Summary: 1. Introduction. – 2. The First Working Group Discussions on Juvenile Justice. – 3. Dividing the Article into Two Sections: Treatment in Penal Matters and Torture/Capital Punishment. – 4. Conclusions.
The rights of the child have always been a focus of international organisations, including the United Nations. This is evidenced by the fact that in 1979 the UN Commission on Human Rights established a Working Group to draft a convention on the rights of the child, which from 1979 to 1989 worked on establishing a universal treaty for children around the world. Among other articles, members of the Working Group developed provisions on juvenile justice. The result of this hard work was that international standards of juvenile justice were established in Arts. 37 and 40 of the UN Convention on the Rights of the Child.
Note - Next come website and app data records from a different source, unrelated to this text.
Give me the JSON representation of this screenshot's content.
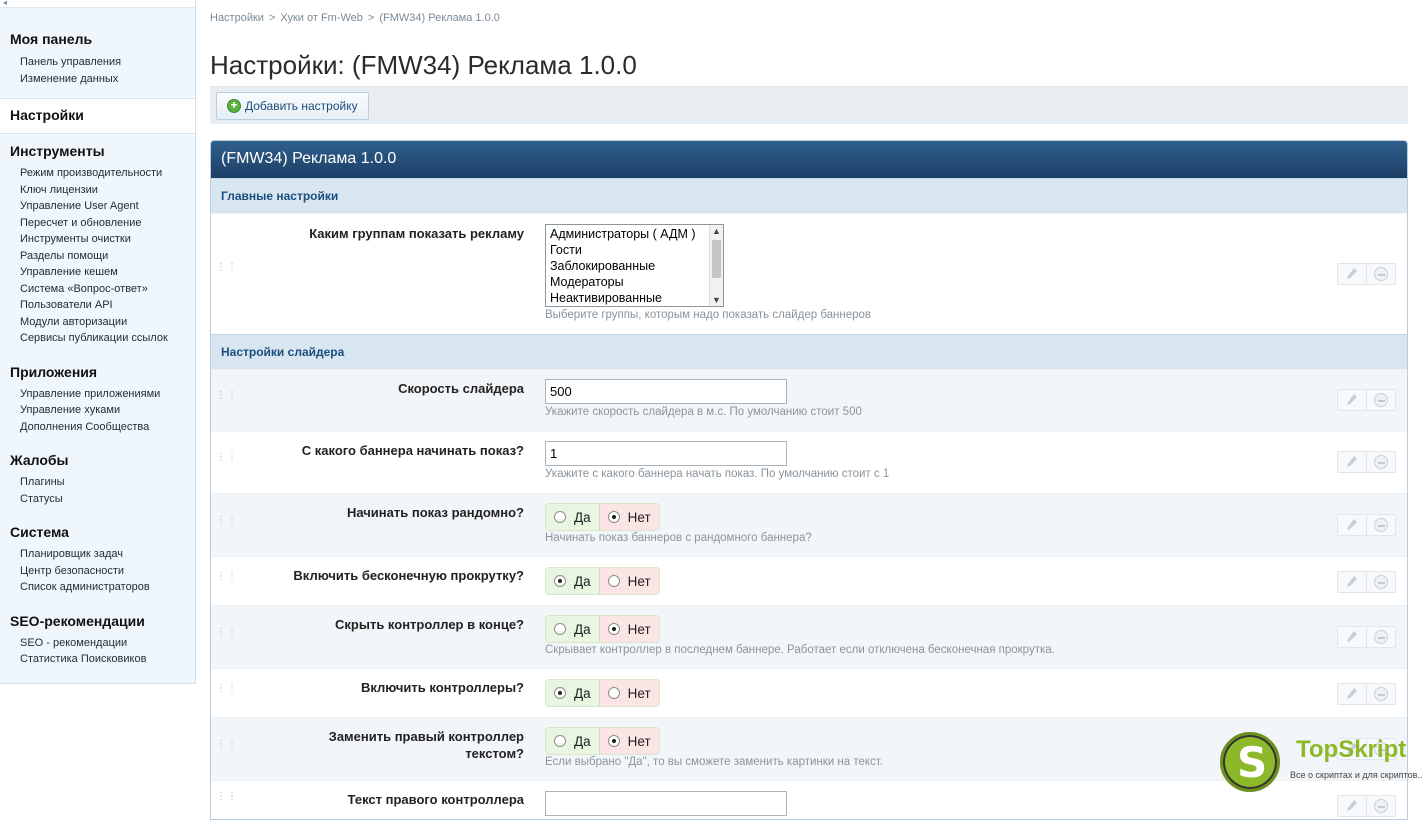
{
  "sidebar": {
    "collapse_arrow": "◂",
    "sections": [
      {
        "title": "Моя панель",
        "items": [
          "Панель управления",
          "Изменение данных"
        ]
      },
      {
        "title": "Настройки",
        "active": true
      },
      {
        "title": "Инструменты",
        "items": [
          "Режим производительности",
          "Ключ лицензии",
          "Управление User Agent",
          "Пересчет и обновление",
          "Инструменты очистки",
          "Разделы помощи",
          "Управление кешем",
          "Система «Вопрос-ответ»",
          "Пользователи API",
          "Модули авторизации",
          "Сервисы публикации ссылок"
        ]
      },
      {
        "title": "Приложения",
        "items": [
          "Управление приложениями",
          "Управление хуками",
          "Дополнения Сообщества"
        ]
      },
      {
        "title": "Жалобы",
        "items": [
          "Плагины",
          "Статусы"
        ]
      },
      {
        "title": "Система",
        "items": [
          "Планировщик задач",
          "Центр безопасности",
          "Список администраторов"
        ]
      },
      {
        "title": "SEO-рекомендации",
        "items": [
          "SEO - рекомендации",
          "Статистика Поисковиков"
        ]
      }
    ]
  },
  "breadcrumb": {
    "items": [
      "Настройки",
      "Хуки от Fm-Web",
      "(FMW34) Реклама 1.0.0"
    ],
    "sep": ">"
  },
  "page_title": "Настройки: (FMW34) Реклама 1.0.0",
  "toolbar": {
    "add_label": "Добавить настройку",
    "add_icon": "+"
  },
  "panel": {
    "title": "(FMW34) Реклама 1.0.0",
    "main_group": "Главные настройки",
    "groups_setting": {
      "label": "Каким группам показать рекламу",
      "options": [
        "Администраторы ( АДМ )",
        "Гости",
        "Заблокированные",
        "Модераторы",
        "Неактивированные"
      ],
      "hint": "Выберите группы, которым надо показать слайдер баннеров"
    },
    "slider_group": "Настройки слайдера",
    "speed": {
      "label": "Скорость слайдера",
      "value": "500",
      "hint": "Укажите скорость слайдера в м.с. По умолчанию стоит 500"
    },
    "start": {
      "label": "С какого баннера начинать показ?",
      "value": "1",
      "hint": "Укажите с какого баннера начать показ. По умолчанию стоит с 1"
    },
    "random": {
      "label": "Начинать показ рандомно?",
      "hint": "Начинать показ баннеров с рандомного баннера?"
    },
    "infinite": {
      "label": "Включить бесконечную прокрутку?"
    },
    "hide_ctrl": {
      "label": "Скрыть контроллер в конце?",
      "hint": "Скрывает контроллер в последнем баннере. Работает если отключена бесконечная прокрутка."
    },
    "enable_ctrl": {
      "label": "Включить контроллеры?"
    },
    "replace_ctrl": {
      "label_1": "Заменить правый контроллер",
      "label_2": "текстом?",
      "hint": "Если выбрано \"Да\", то вы сможете заменить картинки на текст."
    },
    "right_text": {
      "label": "Текст правого контроллера"
    },
    "yes": "Да",
    "no": "Нет",
    "grip": "⋮⋮"
  },
  "logo": {
    "letter": "S",
    "name": "TopSkript",
    "tagline": "Все о скриптах и для скриптов..."
  }
}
The historical and legal methods were the main methods of the research, which allowed us to make a comparison of the draft texts of Arts. 37 and 40. This comparison gave us an opportunity to trace the development of thoughts of states parties about the treatment of children in penal matters and punishments for committed crimes. The paper begins by considering the draft texts of Art. 20 (which would become Arts. 37 and 40) of the Convention that were proposed for discussion. We reveal the main discussions and contradictions of the members of the Working Group. The next part describes the reason for dividing the initial article about juvenile justice into two separate parts. The final important comments and suggestions of state parties are also highlighted.
The process of adopting these articles was long and difficult, as it turned out that developing universal proposals with which all member states would agree was a complex task. Nowadays, Ukraine is trying to reform its legislation, particularly in the sphere of juvenile justice. That is why some useful recommendations for Ukrainian legislation are proposed in the concluding remarks.